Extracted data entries
----

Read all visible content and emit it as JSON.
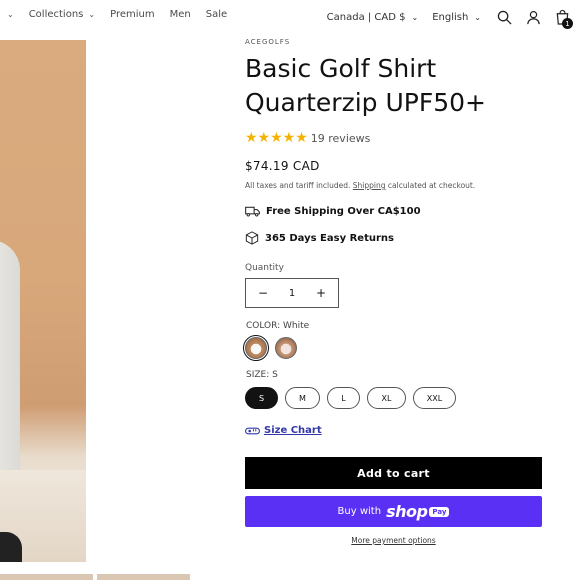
{
  "nav": {
    "items": [
      {
        "label": "",
        "has_chevron": true
      },
      {
        "label": "Collections",
        "has_chevron": true
      },
      {
        "label": "Premium",
        "has_chevron": false
      },
      {
        "label": "Men",
        "has_chevron": false
      },
      {
        "label": "Sale",
        "has_chevron": false
      }
    ],
    "country": "Canada | CAD $",
    "language": "English",
    "cart_count": "1",
    "icons": [
      "search-icon",
      "account-icon",
      "cart-icon"
    ]
  },
  "product": {
    "vendor": "ACEGOLFS",
    "title": "Basic Golf Shirt Quarterzip UPF50+",
    "rating": 5,
    "reviews": "19 reviews",
    "price": "$74.19 CAD",
    "tax_prefix": "All taxes and tariff included.",
    "tax_link": "Shipping",
    "tax_suffix": "calculated at checkout.",
    "perks": [
      {
        "icon": "truck-icon",
        "text": "Free Shipping Over CA$100"
      },
      {
        "icon": "box-icon",
        "text": "365 Days Easy Returns"
      }
    ],
    "quantity_label": "Quantity",
    "quantity_value": "1",
    "color_label": "COLOR: White",
    "size_label": "SIZE: S",
    "sizes": [
      "S",
      "M",
      "L",
      "XL",
      "XXL"
    ],
    "selected_size": "S",
    "size_chart": "Size Chart",
    "add_to_cart": "Add to cart",
    "buy_with": "Buy with",
    "shop_brand": "shop",
    "shop_pay": "Pay",
    "more_payment": "More payment options"
  },
  "colors": {
    "accent_purple": "#5a31f4",
    "star_gold": "#f5b301",
    "link_blue": "#3338a8"
  }
}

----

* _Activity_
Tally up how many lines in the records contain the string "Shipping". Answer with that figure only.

* _Answer for this exercise_
2